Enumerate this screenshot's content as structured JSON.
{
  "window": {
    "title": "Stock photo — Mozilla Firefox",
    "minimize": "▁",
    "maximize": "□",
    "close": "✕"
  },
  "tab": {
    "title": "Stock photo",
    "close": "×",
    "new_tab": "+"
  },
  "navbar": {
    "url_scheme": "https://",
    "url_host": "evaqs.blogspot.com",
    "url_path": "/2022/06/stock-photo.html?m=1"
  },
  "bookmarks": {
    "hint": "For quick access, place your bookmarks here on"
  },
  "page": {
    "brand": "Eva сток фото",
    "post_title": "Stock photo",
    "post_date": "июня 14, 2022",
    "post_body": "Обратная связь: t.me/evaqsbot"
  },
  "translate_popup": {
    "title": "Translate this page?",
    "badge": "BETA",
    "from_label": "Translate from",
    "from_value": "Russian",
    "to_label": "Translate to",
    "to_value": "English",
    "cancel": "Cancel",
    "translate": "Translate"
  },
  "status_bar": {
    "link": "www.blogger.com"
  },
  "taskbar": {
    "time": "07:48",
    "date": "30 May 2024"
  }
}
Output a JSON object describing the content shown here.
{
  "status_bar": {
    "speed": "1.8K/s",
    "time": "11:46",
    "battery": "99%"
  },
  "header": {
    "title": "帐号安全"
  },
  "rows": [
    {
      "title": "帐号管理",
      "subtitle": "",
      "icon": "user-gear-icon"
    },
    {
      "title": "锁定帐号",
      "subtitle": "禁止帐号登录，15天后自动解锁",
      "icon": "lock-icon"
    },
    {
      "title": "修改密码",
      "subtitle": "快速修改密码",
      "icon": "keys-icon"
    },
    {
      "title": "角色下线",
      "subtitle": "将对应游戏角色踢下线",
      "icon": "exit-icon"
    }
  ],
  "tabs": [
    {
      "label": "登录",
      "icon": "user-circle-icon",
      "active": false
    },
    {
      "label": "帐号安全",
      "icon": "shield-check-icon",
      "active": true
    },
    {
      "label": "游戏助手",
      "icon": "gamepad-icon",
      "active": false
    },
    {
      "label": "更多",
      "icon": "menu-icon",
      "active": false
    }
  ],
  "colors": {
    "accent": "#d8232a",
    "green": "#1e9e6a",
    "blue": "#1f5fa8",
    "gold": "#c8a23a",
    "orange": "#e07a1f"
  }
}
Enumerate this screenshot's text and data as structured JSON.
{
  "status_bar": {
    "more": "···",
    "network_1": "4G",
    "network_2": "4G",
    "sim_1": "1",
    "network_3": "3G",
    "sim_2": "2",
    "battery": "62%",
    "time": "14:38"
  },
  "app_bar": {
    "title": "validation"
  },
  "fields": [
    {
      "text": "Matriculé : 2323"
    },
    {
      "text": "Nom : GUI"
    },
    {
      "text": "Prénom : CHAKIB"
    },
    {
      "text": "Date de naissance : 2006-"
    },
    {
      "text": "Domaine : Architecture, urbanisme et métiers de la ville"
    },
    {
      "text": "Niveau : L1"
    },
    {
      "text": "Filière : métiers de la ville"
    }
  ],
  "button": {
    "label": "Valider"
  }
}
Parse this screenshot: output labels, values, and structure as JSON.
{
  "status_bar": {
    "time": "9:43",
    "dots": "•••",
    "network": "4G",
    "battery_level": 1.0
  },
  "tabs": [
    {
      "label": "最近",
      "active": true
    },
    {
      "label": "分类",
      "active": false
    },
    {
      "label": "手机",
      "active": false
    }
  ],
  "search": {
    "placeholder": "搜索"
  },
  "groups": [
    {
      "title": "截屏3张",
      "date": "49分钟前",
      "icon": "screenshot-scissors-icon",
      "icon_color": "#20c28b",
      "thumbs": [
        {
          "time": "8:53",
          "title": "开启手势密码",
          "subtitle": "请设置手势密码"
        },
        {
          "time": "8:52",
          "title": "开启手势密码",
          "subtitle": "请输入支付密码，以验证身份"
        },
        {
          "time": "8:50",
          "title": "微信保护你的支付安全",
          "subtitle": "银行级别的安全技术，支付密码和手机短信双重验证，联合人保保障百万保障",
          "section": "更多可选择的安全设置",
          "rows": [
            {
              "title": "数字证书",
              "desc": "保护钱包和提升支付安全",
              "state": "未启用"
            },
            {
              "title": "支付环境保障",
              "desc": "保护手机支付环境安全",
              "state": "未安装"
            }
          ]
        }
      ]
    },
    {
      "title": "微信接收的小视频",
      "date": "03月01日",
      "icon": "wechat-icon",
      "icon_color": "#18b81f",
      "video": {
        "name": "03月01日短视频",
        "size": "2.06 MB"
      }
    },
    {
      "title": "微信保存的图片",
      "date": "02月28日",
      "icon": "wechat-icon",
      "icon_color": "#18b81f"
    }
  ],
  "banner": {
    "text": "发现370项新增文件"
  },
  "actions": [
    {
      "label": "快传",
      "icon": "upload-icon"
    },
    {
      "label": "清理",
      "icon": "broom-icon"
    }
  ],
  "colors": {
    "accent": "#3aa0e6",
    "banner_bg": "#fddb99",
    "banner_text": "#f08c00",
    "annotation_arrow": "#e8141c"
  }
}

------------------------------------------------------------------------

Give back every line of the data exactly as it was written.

* REPLY TO THE EXERCISE *
Enumerate this screenshot's content as structured JSON.
{
  "window": {
    "title": "Stock photo — Mozilla Firefox",
    "minimize": "▁",
    "maximize": "□",
    "close": "✕"
  },
  "tab": {
    "title": "Stock photo",
    "close": "×",
    "new_tab": "+"
  },
  "navbar": {
    "url_scheme": "https://",
    "url_host": "evaqs.blogspot.com",
    "url_path": "/2022/06/stock-photo.html?m=1"
  },
  "bookmarks": {
    "hint": "For quick access, place your bookmarks here on"
  },
  "page": {
    "brand": "Eva сток фото",
    "post_title": "Stock photo",
    "post_date": "июня 14, 2022",
    "post_body": "Обратная связь: t.me/evaqsbot"
  },
  "translate_popup": {
    "title": "Translate this page?",
    "badge": "BETA",
    "from_label": "Translate from",
    "from_value": "Russian",
    "to_label": "Translate to",
    "to_value": "English",
    "cancel": "Cancel",
    "translate": "Translate"
  },
  "status_bar": {
    "link": "www.blogger.com"
  },
  "taskbar": {
    "time": "07:48",
    "date": "30 May 2024"
  }
}
Output a JSON object describing the content shown here.
{
  "status_bar": {
    "speed": "1.8K/s",
    "time": "11:46",
    "battery": "99%"
  },
  "header": {
    "title": "帐号安全"
  },
  "rows": [
    {
      "title": "帐号管理",
      "subtitle": "",
      "icon": "user-gear-icon"
    },
    {
      "title": "锁定帐号",
      "subtitle": "禁止帐号登录，15天后自动解锁",
      "icon": "lock-icon"
    },
    {
      "title": "修改密码",
      "subtitle": "快速修改密码",
      "icon": "keys-icon"
    },
    {
      "title": "角色下线",
      "subtitle": "将对应游戏角色踢下线",
      "icon": "exit-icon"
    }
  ],
  "tabs": [
    {
      "label": "登录",
      "icon": "user-circle-icon",
      "active": false
    },
    {
      "label": "帐号安全",
      "icon": "shield-check-icon",
      "active": true
    },
    {
      "label": "游戏助手",
      "icon": "gamepad-icon",
      "active": false
    },
    {
      "label": "更多",
      "icon": "menu-icon",
      "active": false
    }
  ],
  "colors": {
    "accent": "#d8232a",
    "green": "#1e9e6a",
    "blue": "#1f5fa8",
    "gold": "#c8a23a",
    "orange": "#e07a1f"
  }
}
Enumerate this screenshot's text and data as structured JSON.
{
  "status_bar": {
    "more": "···",
    "network_1": "4G",
    "network_2": "4G",
    "sim_1": "1",
    "network_3": "3G",
    "sim_2": "2",
    "battery": "62%",
    "time": "14:38"
  },
  "app_bar": {
    "title": "validation"
  },
  "fields": [
    {
      "text": "Matriculé : 2323"
    },
    {
      "text": "Nom : GUI"
    },
    {
      "text": "Prénom : CHAKIB"
    },
    {
      "text": "Date de naissance : 2006-"
    },
    {
      "text": "Domaine : Architecture, urbanisme et métiers de la ville"
    },
    {
      "text": "Niveau : L1"
    },
    {
      "text": "Filière : métiers de la ville"
    }
  ],
  "button": {
    "label": "Valider"
  }
}
Parse this screenshot: output labels, values, and structure as JSON.
{
  "status_bar": {
    "time": "9:43",
    "dots": "•••",
    "network": "4G",
    "battery_level": 1.0
  },
  "tabs": [
    {
      "label": "最近",
      "active": true
    },
    {
      "label": "分类",
      "active": false
    },
    {
      "label": "手机",
      "active": false
    }
  ],
  "search": {
    "placeholder": "搜索"
  },
  "groups": [
    {
      "title": "截屏3张",
      "date": "49分钟前",
      "icon": "screenshot-scissors-icon",
      "icon_color": "#20c28b",
      "thumbs": [
        {
          "time": "8:53",
          "title": "开启手势密码",
          "subtitle": "请设置手势密码"
        },
        {
          "time": "8:52",
          "title": "开启手势密码",
          "subtitle": "请输入支付密码，以验证身份"
        },
        {
          "time": "8:50",
          "title": "微信保护你的支付安全",
          "subtitle": "银行级别的安全技术，支付密码和手机短信双重验证，联合人保保障百万保障",
          "section": "更多可选择的安全设置",
          "rows": [
            {
              "title": "数字证书",
              "desc": "保护钱包和提升支付安全",
              "state": "未启用"
            },
            {
              "title": "支付环境保障",
              "desc": "保护手机支付环境安全",
              "state": "未安装"
            }
          ]
        }
      ]
    },
    {
      "title": "微信接收的小视频",
      "date": "03月01日",
      "icon": "wechat-icon",
      "icon_color": "#18b81f",
      "video": {
        "name": "03月01日短视频",
        "size": "2.06 MB"
      }
    },
    {
      "title": "微信保存的图片",
      "date": "02月28日",
      "icon": "wechat-icon",
      "icon_color": "#18b81f"
    }
  ],
  "banner": {
    "text": "发现370项新增文件"
  },
  "actions": [
    {
      "label": "快传",
      "icon": "upload-icon"
    },
    {
      "label": "清理",
      "icon": "broom-icon"
    }
  ],
  "colors": {
    "accent": "#3aa0e6",
    "banner_bg": "#fddb99",
    "banner_text": "#f08c00",
    "annotation_arrow": "#e8141c"
  }
}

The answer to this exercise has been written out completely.